▶ RECORDS
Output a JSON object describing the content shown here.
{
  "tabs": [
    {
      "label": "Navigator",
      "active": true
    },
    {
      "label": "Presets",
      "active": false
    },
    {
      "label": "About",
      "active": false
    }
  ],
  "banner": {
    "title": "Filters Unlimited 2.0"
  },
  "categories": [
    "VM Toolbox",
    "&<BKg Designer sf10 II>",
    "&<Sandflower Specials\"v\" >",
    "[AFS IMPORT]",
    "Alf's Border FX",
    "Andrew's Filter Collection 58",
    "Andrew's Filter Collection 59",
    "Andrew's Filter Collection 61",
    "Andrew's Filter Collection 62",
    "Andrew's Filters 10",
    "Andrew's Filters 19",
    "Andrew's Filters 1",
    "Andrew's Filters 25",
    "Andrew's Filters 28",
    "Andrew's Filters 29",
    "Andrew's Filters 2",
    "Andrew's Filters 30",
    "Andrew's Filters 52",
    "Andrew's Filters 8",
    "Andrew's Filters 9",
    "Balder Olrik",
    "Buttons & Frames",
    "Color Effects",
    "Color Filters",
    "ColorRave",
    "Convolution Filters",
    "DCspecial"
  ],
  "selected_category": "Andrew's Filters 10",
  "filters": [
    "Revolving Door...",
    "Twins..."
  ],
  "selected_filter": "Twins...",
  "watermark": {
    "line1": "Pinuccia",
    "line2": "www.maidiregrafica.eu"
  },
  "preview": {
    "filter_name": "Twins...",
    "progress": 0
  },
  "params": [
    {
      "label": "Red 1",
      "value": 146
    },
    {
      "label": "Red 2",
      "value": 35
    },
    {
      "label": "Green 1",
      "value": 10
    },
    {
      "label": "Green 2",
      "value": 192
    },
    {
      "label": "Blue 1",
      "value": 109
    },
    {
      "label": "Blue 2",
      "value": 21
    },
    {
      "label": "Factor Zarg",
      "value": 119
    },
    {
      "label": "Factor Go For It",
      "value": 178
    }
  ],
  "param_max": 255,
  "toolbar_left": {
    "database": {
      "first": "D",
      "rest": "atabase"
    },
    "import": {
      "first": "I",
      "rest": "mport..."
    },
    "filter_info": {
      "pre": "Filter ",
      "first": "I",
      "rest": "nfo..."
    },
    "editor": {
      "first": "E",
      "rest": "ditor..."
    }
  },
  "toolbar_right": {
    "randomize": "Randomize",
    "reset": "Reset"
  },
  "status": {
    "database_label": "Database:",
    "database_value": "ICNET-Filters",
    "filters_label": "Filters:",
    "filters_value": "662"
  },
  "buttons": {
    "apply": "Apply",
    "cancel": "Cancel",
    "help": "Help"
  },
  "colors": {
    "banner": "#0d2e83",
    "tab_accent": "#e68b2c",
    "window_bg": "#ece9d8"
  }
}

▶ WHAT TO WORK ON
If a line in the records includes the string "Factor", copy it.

▶ EXERCISE SOLUTION
      "label": "Factor Zarg",
      "label": "Factor Go For It",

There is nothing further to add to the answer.